The bigger challenge for Zaslav’s hard news vision is economic. Both Zaslav and Licht praised CNN’s Ukraine coverage—and rightfully so—but I have to imagine they’ll be feeling a different range of emotions when they see the bill that was required to send all those anchors, correspondents, and producers into Kyiv, Lviv, and Kharkiv while ensuring their safety and protection. Corporate mergers always necessitate greater efficiencies, particularly when Discovery is required to raise $30 billion in debt to clear this deal. For now, Discovery’s C.F.O. Gunnar Wiedenfels has said those synergies won’t affect CNN, and Zaslav hasn’t given Licht a mandate to cut costs there.
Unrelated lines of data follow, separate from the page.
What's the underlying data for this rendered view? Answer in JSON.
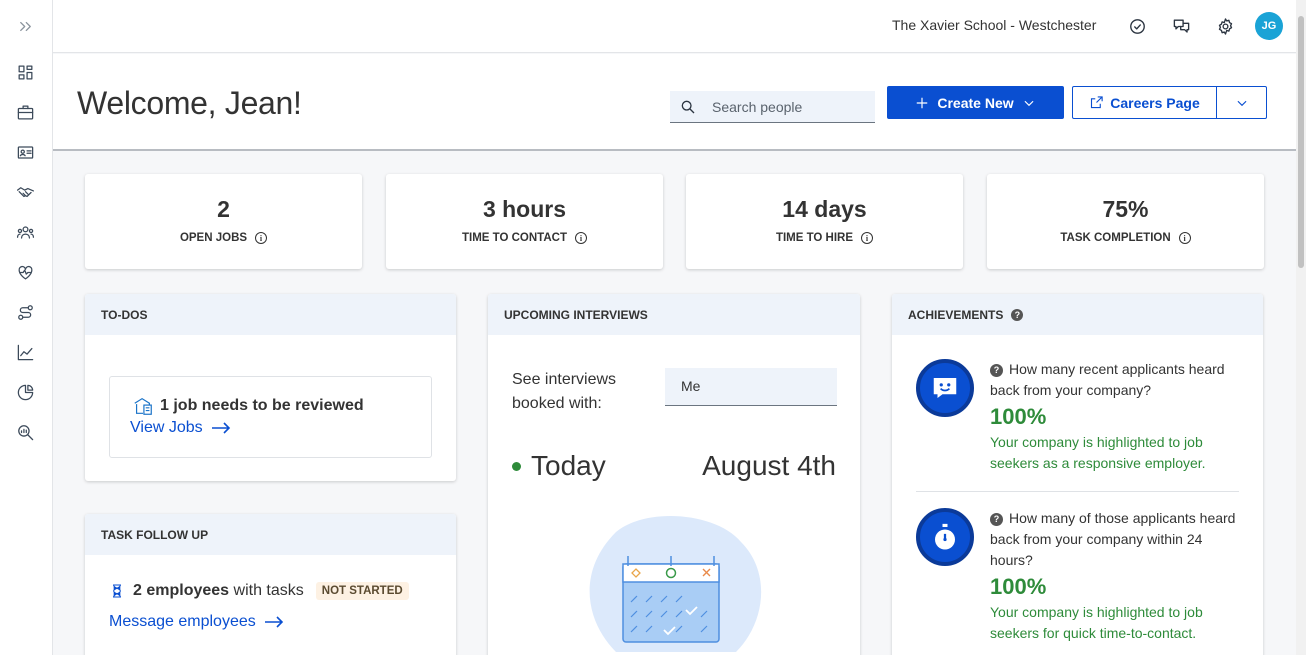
{
  "topbar": {
    "school_name": "The Xavier School - Westchester",
    "avatar_initials": "JG"
  },
  "sidebar": {
    "items": [
      "expand-icon",
      "dashboard-icon",
      "briefcase-icon",
      "id-card-icon",
      "handshake-icon",
      "people-icon",
      "heart-pulse-icon",
      "workflow-icon",
      "line-chart-icon",
      "pie-chart-icon",
      "search-analytics-icon"
    ]
  },
  "header": {
    "welcome": "Welcome, Jean!",
    "search_placeholder": "Search people",
    "create_new_label": "Create New",
    "careers_page_label": "Careers Page"
  },
  "stats": [
    {
      "value": "2",
      "label": "OPEN JOBS"
    },
    {
      "value": "3 hours",
      "label": "TIME TO CONTACT"
    },
    {
      "value": "14 days",
      "label": "TIME TO HIRE"
    },
    {
      "value": "75%",
      "label": "TASK COMPLETION"
    }
  ],
  "todos": {
    "title": "TO-DOS",
    "item_text": "1 job needs to be reviewed",
    "link_label": "View Jobs"
  },
  "task_follow_up": {
    "title": "TASK FOLLOW UP",
    "count_text": "2 employees",
    "suffix_text": "with tasks",
    "badge": "NOT STARTED",
    "link_label": "Message employees"
  },
  "interviews": {
    "title": "UPCOMING INTERVIEWS",
    "label_line1": "See interviews",
    "label_line2": "booked with:",
    "filter_value": "Me",
    "today_label": "Today",
    "date_label": "August 4th"
  },
  "achievements": {
    "title": "ACHIEVEMENTS",
    "items": [
      {
        "question": "How many recent applicants heard back from your company?",
        "percent": "100%",
        "description": "Your company is highlighted to job seekers as a responsive employer."
      },
      {
        "question": "How many of those applicants heard back from your company within 24 hours?",
        "percent": "100%",
        "description": "Your company is highlighted to job seekers for quick time-to-contact."
      }
    ]
  },
  "colors": {
    "primary": "#0a4fd1",
    "success": "#2e8b3a",
    "avatar": "#1aa3d6",
    "panel_header": "#eef3fa"
  }
}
But what’s true in this fiscal year may not be true in the next one.

Meanwhile, the linear business model is in irreversible decline and CNN’s streaming business hasn’t yet launched. (I’ve been assured by CNN+ chief Andrew Morse that the service will launch on schedule later this month, despite rumors to the contrary.) At the end of the day, it’s a lot cheaper to put four or five people around a desk, and let them talk, than it is to send correspondents around the world where they are risking their lives, following unpredictable events. I don’t doubt that Zaslav and Licht’s CNN will continue to go all-in on major global news events, especially ones as massive as the Russian invasion of Ukraine, but major European ground wars happen—fingers crossed—once every 75 years. So I wouldn’t interpret Licht’s all-caps “NEWS” as a sign that partisan crosstalk is gone for good. It will absolutely continue. Zucker wasn’t wrong: it’s still good business.

One last note on Licht’s ascension: I am struck by how self-assured Zaslav was in making his decision. Appointments this consequential often involve a formal search process, headhunters, interviews with a diverse range of candidates and human resource-driven background checks. To the best of my knowledge, Zaslav didn’t interview anyone else for the job, inside or outside of the organization. He simply turned to a star executive producer he had known for 15 years, a regular guest at his Hamptons garden parties, and just gave him the gig. 

Depending on who you ask, that is either a sign of Zaslav’s bold and decisive leadership, or a foolhardy move that may come back to bite him in the event that Licht proves to be in over his head. (Unlike Zucker, he has never before run a mediaco, and not even a network or news division.) Like most folks in this business, I am extremely bullish on Licht’s prospects, especially given his talents as a producer and his knack for nurturing talent. But I’m perhaps even more impressed by Zaslav’s chutzpah.